A Will ensures that when you die, your wishes are met, whether that be concerning who receives your assets or how much they get. Even Wills that a legal professional has drawn up can be subject to disputes regarding the contents of a Will.
When disputes arise, various legal procedures must be followed to ensure that the person’s wishes are met where possible and that all people who should benefit from the Will, do.
We have answered some frequently asked questions surrounding contentious probate and contesting a Will.
Why might someone dispute a Will?
There are various reasons why someone might dispute a Will. However, only some people have the right to contest a Will and must have a valid reason to do so. The most common circumstances in which a Will is disputed are:
- Asset value disputes
- Executor disputes
- Beneficiary disputes
- Trusts disputes
- Interpretation disputes
Who can legally contest a Will?
If you intend to dispute a Will, your reasoning should be concerning one of the below circumstances. The cost of disputing a Will can be high, so it is wise to seek the advice of a trusted legal professional, who can provide guidance as to whether you have a claim or not.
Reasons you may challenge a Will include:
- If you believe the person lacked testamentary capacity at the time they wrote their Will.
- If you believe that the Will was drawn up without the proper legal requirements.
- If you believe the person who made the Will was unaware of its contents.
- If you believe the person made the Will whilst being pressured or manipulated into writing or amending it.
- If you believe that the Will contains false information, there is a forged signature or it uses a fake name.
- If you believe there was a mistake(s) made in drafting the Will.
In many cases, it can be challenging to prove whether or not any of these circumstances occurred, which is why it is essential to seek the guidance of an experienced solicitor who can carefully guide you through contesting the Will. To speak to Muscatt Black Graf today about your Will dispute, please call 0207 586 1141 or fill in our contact form.
Do I have to go to Court?
The Court process can be costly and overwhelming at an already emotional time, which is why your solicitor should do all they can to assist you in resolving your dispute using Alternative Dispute Resolution (ADR) methods before advising that you take your matter to Court.
Typically, ADR will be quicker, cheaper and achieve a more amicable outcome. However, in cases where this is not possible, Muscatt Black Graf have the necessary experience to support you throughout the Court process.
What is the Inheritance Act 1975?
The Inheritance (Provision for Family and Dependants) Act 1975 allows a Will (or other intestacy rules) to be disputed in cases where a party is not adequately provided for following a death. The party must fall under one of the following categories of people, also known as ‘eligible claimants’:
- Spouse of the deceased.
- Former spouse of the deceased if they have not remarried.

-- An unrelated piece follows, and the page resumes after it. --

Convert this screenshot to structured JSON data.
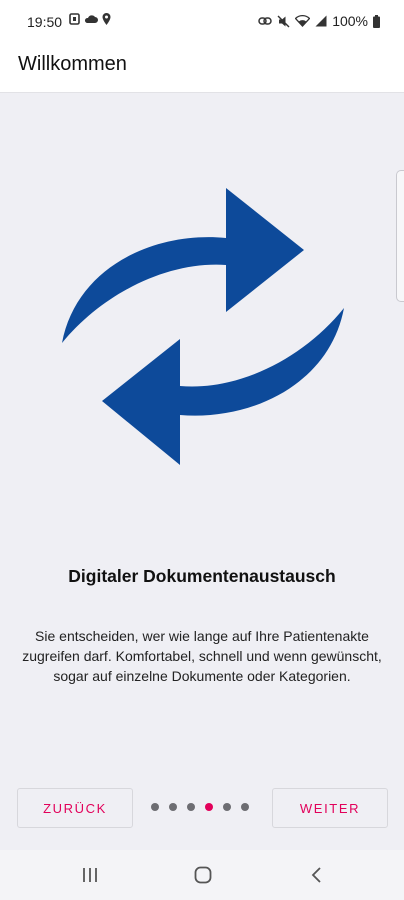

- Partner who lived with the deceased for at least two years immediately before death.
- Child of the deceased.
- Person who was treated as a child by the deceased.
- Person who was financially supported by the deceased.
To claim under this act, you must demonstrate that the provision made (if any) is unreasonable. It is down to the discretion of the Court to decide what is ‘reasonably necessary’, and the outcome of these proceedings can significantly vary depending on the circumstances.
Can I make a proprietary estoppel claim?
‘Proprietary estoppel’ occurs when the testator promised you during their lifetime that you would receive all of or part of their estate, and that, when you did not receive what was assured, you suffered some disadvantage or detriment from not receiving the pledged gift.
As with most contentious probate claims, proprietary estoppel claims can be challenging to prove, so it is wise to speak to a legal professional.
Wills and Probate Solicitors Marylebone
At Muscatt Black Graf, our specialist Wills and Probate solicitors have extensive experience in assisting clients in making or defending a dispute against a Will.
This blog was prepared on 17 February 2023. It is not intended to be advice and should not be relied upon as such.